● WHAT TO DO
Write the records out again, exactly as they stand below.

● GIVEN INFORMATION

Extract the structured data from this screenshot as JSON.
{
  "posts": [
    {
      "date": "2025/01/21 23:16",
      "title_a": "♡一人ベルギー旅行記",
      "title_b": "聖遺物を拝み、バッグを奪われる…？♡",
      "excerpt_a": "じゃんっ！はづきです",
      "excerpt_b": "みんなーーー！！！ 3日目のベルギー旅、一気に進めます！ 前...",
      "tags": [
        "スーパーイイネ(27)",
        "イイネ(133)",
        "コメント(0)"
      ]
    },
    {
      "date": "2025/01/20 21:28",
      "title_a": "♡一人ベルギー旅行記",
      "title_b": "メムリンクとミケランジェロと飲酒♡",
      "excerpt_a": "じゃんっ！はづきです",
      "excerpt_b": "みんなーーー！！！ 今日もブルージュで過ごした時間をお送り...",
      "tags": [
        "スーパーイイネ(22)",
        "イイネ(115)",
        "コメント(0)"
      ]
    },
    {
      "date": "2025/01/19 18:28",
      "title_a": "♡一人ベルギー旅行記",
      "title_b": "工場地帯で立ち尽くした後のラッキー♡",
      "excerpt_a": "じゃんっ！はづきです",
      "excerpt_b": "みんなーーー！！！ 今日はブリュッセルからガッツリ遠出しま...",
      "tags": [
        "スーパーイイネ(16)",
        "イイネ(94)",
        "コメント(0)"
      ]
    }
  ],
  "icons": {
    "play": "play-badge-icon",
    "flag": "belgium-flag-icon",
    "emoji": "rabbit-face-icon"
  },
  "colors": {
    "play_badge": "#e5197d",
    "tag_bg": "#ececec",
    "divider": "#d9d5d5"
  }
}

● OUTPUT OF THE EXERCISE
Extract the structured data from this screenshot as JSON.
{
  "posts": [
    {
      "date": "2025/01/21 23:16",
      "title_a": "♡一人ベルギー旅行記",
      "title_b": "聖遺物を拝み、バッグを奪われる…？♡",
      "excerpt_a": "じゃんっ！はづきです",
      "excerpt_b": "みんなーーー！！！ 3日目のベルギー旅、一気に進めます！ 前...",
      "tags": [
        "スーパーイイネ(27)",
        "イイネ(133)",
        "コメント(0)"
      ]
    },
    {
      "date": "2025/01/20 21:28",
      "title_a": "♡一人ベルギー旅行記",
      "title_b": "メムリンクとミケランジェロと飲酒♡",
      "excerpt_a": "じゃんっ！はづきです",
      "excerpt_b": "みんなーーー！！！ 今日もブルージュで過ごした時間をお送り...",
      "tags": [
        "スーパーイイネ(22)",
        "イイネ(115)",
        "コメント(0)"
      ]
    },
    {
      "date": "2025/01/19 18:28",
      "title_a": "♡一人ベルギー旅行記",
      "title_b": "工場地帯で立ち尽くした後のラッキー♡",
      "excerpt_a": "じゃんっ！はづきです",
      "excerpt_b": "みんなーーー！！！ 今日はブリュッセルからガッツリ遠出しま...",
      "tags": [
        "スーパーイイネ(16)",
        "イイネ(94)",
        "コメント(0)"
      ]
    }
  ],
  "icons": {
    "play": "play-badge-icon",
    "flag": "belgium-flag-icon",
    "emoji": "rabbit-face-icon"
  },
  "colors": {
    "play_badge": "#e5197d",
    "tag_bg": "#ececec",
    "divider": "#d9d5d5"
  }
}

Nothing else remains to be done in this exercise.